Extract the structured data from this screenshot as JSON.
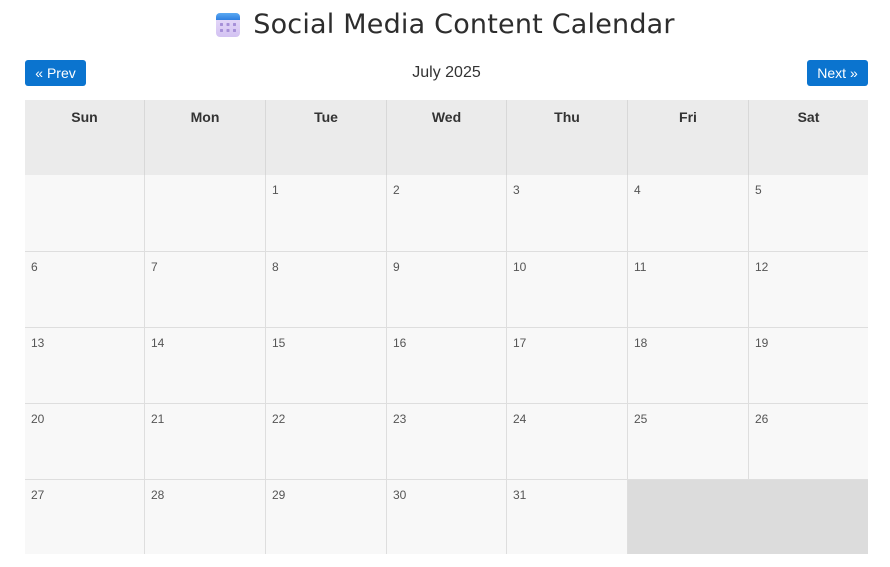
{
  "header": {
    "title": "Social Media Content Calendar",
    "icon": "calendar-icon"
  },
  "nav": {
    "prev_label": "« Prev",
    "next_label": "Next »",
    "month_label": "July 2025"
  },
  "colors": {
    "button": "#0b74cf",
    "header_bg": "#ebebeb",
    "cell_bg": "#f8f8f8",
    "empty_bg": "#dcdcdc"
  },
  "calendar": {
    "weekdays": [
      "Sun",
      "Mon",
      "Tue",
      "Wed",
      "Thu",
      "Fri",
      "Sat"
    ],
    "weeks": [
      [
        "",
        "",
        "1",
        "2",
        "3",
        "4",
        "5"
      ],
      [
        "6",
        "7",
        "8",
        "9",
        "10",
        "11",
        "12"
      ],
      [
        "13",
        "14",
        "15",
        "16",
        "17",
        "18",
        "19"
      ],
      [
        "20",
        "21",
        "22",
        "23",
        "24",
        "25",
        "26"
      ],
      [
        "27",
        "28",
        "29",
        "30",
        "31"
      ]
    ]
  }
}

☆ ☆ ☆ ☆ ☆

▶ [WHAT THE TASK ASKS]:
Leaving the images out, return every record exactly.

▶ [ANSWER TO THIS TASK]:
Extract the structured data from this screenshot as JSON.
{
  "header": {
    "title": "Social Media Content Calendar",
    "icon": "calendar-icon"
  },
  "nav": {
    "prev_label": "« Prev",
    "next_label": "Next »",
    "month_label": "July 2025"
  },
  "colors": {
    "button": "#0b74cf",
    "header_bg": "#ebebeb",
    "cell_bg": "#f8f8f8",
    "empty_bg": "#dcdcdc"
  },
  "calendar": {
    "weekdays": [
      "Sun",
      "Mon",
      "Tue",
      "Wed",
      "Thu",
      "Fri",
      "Sat"
    ],
    "weeks": [
      [
        "",
        "",
        "1",
        "2",
        "3",
        "4",
        "5"
      ],
      [
        "6",
        "7",
        "8",
        "9",
        "10",
        "11",
        "12"
      ],
      [
        "13",
        "14",
        "15",
        "16",
        "17",
        "18",
        "19"
      ],
      [
        "20",
        "21",
        "22",
        "23",
        "24",
        "25",
        "26"
      ],
      [
        "27",
        "28",
        "29",
        "30",
        "31"
      ]
    ]
  }
}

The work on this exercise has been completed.